Economic liberalism, Schatz argues, was thus evicted by a wider current of political liberalism and individualism, represented by Alexis de Tocqueville () or Benjamin Constant (), and by theoreticians of pure individualism.

He provides an interesting explanation of why the development of economics was stymied in France. Book Description. Thomas Hodgskin (–) is today a largely unknown figure, sometimes considered to be a forerunner of Karl Marx.

Yet a closer look at Hodgskin’s works reveals that he was actually a committed advocate of laissez-faire economics and enthusiastic about labor-saving machinery and the Industrial Revolution, with a genuine interest in the well-being of the working classes.

This economics book is designed to reinforce the basic relationships between the entities that own or control resources and those that need or purchase them. It incorporates real-life examples along the way, offering a relatable context for how the economy operates and how it affects the people who live within it.

Liberalism is a book by Austrian School economist and libertarian thinker Ludwig von Mises, containing economic analysis and indicting critique of socialism.

It was first published in by Gustav Fischer Verlag in Jena and defending classical liberal ideology based on individual property rights. Starting from the principle of private property, Mises shows how the other classical liberal freedoms follow from.

A call to arms Liberalism is the most successful idea of the past years But its best years are behind it, according to a new book Books & arts Jan 27th edition. Political and economic systems either allow exchange and resource allocation to take place through mutual agreement under a system of liberalism, or force them to take place under a system of cronyism in which some people have the power to direct the activities of others.

This book seeks to clarify the differences between liberalism and. The Mises Library is an extensive online offering of the literature of the Austrian school and libertarian thought. The Mises Institute makes available many thousands of books, along with the full run of rare journals, biographies, and bibliographies of great economists — all for free.

The Mises Institute campus in Auburn houses the Ward and Massey Libraries, a large private.Editor’s note: This essay is an excerpt of the new Hoover Press book Milton Friedman on Freedom, edited by Robert Leeson and Charles G.

Palm. Liberalism, as it developed in the seventeenth and eighteenth centuries and flowered in the nineteenth, puts major emphasis on the freedom of individuals to control their own destinies.An Economic History of Liberal Italy begins with a quantitative assessment of Italy’s long-term growth in this period.
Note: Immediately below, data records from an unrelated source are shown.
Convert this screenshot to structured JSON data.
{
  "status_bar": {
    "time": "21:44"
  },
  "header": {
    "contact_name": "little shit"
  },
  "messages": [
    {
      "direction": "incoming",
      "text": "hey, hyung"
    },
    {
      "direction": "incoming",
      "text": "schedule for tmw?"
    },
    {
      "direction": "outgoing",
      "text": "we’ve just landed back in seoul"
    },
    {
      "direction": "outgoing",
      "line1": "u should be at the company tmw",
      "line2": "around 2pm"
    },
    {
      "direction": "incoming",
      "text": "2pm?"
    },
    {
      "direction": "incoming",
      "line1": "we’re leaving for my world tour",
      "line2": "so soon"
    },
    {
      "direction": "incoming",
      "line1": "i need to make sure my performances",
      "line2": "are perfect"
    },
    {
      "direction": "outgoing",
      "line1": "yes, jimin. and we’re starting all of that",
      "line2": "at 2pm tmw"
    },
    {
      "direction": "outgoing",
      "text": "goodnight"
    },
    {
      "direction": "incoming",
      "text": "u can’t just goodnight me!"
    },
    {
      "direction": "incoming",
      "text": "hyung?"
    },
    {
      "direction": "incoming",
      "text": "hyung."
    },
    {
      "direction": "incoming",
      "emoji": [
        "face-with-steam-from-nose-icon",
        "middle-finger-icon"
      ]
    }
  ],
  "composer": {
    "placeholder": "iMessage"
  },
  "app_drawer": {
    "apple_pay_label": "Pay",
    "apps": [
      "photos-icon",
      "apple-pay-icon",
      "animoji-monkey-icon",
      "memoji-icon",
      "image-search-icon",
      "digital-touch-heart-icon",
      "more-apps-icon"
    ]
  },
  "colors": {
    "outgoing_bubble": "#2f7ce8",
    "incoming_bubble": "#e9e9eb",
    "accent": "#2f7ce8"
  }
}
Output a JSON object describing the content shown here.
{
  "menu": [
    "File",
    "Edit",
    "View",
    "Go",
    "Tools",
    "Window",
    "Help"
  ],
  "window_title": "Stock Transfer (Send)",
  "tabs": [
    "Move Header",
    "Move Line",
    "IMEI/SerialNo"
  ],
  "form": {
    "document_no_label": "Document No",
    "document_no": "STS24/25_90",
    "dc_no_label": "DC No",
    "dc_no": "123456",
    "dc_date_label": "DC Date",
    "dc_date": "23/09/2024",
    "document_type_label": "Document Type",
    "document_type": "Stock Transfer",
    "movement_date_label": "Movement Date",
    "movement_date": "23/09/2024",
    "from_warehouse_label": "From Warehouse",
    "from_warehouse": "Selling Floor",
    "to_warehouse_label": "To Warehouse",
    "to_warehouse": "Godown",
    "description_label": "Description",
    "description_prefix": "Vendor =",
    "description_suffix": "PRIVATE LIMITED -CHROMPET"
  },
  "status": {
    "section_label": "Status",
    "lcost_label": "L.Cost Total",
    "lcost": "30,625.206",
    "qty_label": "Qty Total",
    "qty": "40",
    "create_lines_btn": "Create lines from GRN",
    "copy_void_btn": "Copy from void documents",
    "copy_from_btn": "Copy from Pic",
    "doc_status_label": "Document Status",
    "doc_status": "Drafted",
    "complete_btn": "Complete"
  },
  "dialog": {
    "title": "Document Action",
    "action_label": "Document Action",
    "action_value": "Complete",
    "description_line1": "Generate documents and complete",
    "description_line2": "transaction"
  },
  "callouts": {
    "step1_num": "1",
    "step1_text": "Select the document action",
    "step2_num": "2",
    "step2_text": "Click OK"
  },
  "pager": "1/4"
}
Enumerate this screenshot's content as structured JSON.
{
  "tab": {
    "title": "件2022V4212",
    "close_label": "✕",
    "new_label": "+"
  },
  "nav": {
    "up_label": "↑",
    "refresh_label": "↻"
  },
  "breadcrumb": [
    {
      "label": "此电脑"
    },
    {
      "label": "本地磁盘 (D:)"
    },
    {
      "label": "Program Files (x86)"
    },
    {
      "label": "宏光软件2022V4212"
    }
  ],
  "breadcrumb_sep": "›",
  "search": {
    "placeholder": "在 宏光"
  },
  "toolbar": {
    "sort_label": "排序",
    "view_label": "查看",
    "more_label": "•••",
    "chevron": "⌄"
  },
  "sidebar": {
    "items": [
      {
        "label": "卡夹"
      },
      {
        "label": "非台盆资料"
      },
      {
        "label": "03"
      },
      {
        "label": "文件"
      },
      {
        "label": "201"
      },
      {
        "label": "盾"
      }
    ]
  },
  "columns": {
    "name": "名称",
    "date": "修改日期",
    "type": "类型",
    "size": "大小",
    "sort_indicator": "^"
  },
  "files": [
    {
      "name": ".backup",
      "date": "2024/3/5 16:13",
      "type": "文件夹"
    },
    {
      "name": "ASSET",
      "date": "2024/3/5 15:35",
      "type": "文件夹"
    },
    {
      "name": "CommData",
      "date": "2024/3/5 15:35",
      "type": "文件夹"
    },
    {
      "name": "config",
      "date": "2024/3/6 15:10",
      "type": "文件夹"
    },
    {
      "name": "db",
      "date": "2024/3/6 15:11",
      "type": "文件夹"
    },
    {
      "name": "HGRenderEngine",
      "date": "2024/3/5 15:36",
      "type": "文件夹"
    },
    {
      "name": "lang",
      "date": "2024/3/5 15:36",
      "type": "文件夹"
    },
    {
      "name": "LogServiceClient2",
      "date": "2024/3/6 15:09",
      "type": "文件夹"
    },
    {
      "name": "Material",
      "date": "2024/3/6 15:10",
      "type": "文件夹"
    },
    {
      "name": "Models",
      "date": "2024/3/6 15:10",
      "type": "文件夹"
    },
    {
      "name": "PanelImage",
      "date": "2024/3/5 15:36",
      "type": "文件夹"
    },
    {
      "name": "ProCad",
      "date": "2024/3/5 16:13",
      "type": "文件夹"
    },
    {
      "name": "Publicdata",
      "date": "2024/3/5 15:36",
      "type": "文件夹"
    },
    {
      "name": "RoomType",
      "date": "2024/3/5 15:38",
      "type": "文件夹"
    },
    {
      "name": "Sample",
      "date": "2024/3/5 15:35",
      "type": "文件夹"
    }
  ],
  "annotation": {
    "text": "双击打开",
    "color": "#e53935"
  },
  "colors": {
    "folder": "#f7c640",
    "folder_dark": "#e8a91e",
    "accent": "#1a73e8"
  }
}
All of the main relevant variables – including production, consumption, investment, foreign trade, government spending, and welfare – are discussed.